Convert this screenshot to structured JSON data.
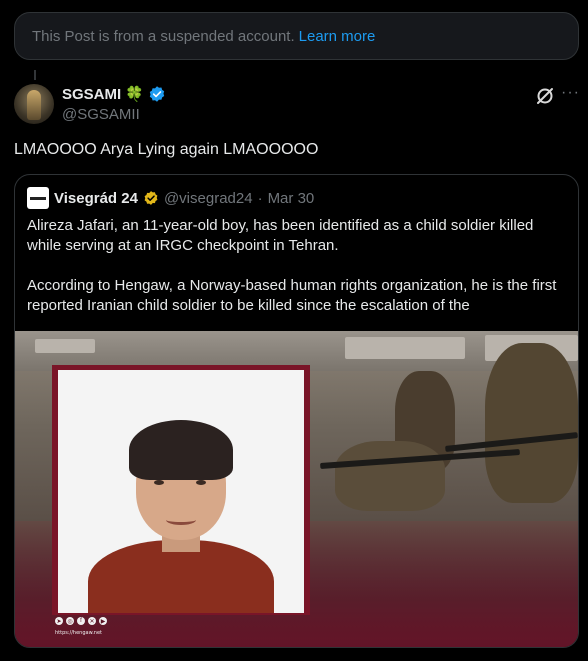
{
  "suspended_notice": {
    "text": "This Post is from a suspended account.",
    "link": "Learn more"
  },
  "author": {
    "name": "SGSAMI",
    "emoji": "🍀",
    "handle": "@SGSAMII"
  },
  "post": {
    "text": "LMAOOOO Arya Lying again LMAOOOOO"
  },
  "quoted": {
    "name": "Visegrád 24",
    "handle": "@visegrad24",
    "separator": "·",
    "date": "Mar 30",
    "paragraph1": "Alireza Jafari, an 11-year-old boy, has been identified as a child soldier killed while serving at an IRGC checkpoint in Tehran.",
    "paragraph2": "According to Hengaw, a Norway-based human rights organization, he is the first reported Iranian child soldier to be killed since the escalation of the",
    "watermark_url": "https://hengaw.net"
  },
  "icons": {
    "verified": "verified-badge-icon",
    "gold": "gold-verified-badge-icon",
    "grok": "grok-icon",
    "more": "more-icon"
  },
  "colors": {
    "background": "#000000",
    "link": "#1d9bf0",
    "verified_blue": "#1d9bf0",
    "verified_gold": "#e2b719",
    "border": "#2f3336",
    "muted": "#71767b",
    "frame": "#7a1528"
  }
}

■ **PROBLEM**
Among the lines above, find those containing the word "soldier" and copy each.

■ **RESPONSE**
    "paragraph1": "Alireza Jafari, an 11-year-old boy, has been identified as a child soldier killed while serving at an IRGC checkpoint in Tehran.",
    "paragraph2": "According to Hengaw, a Norway-based human rights organization, he is the first reported Iranian child soldier to be killed since the escalation of the",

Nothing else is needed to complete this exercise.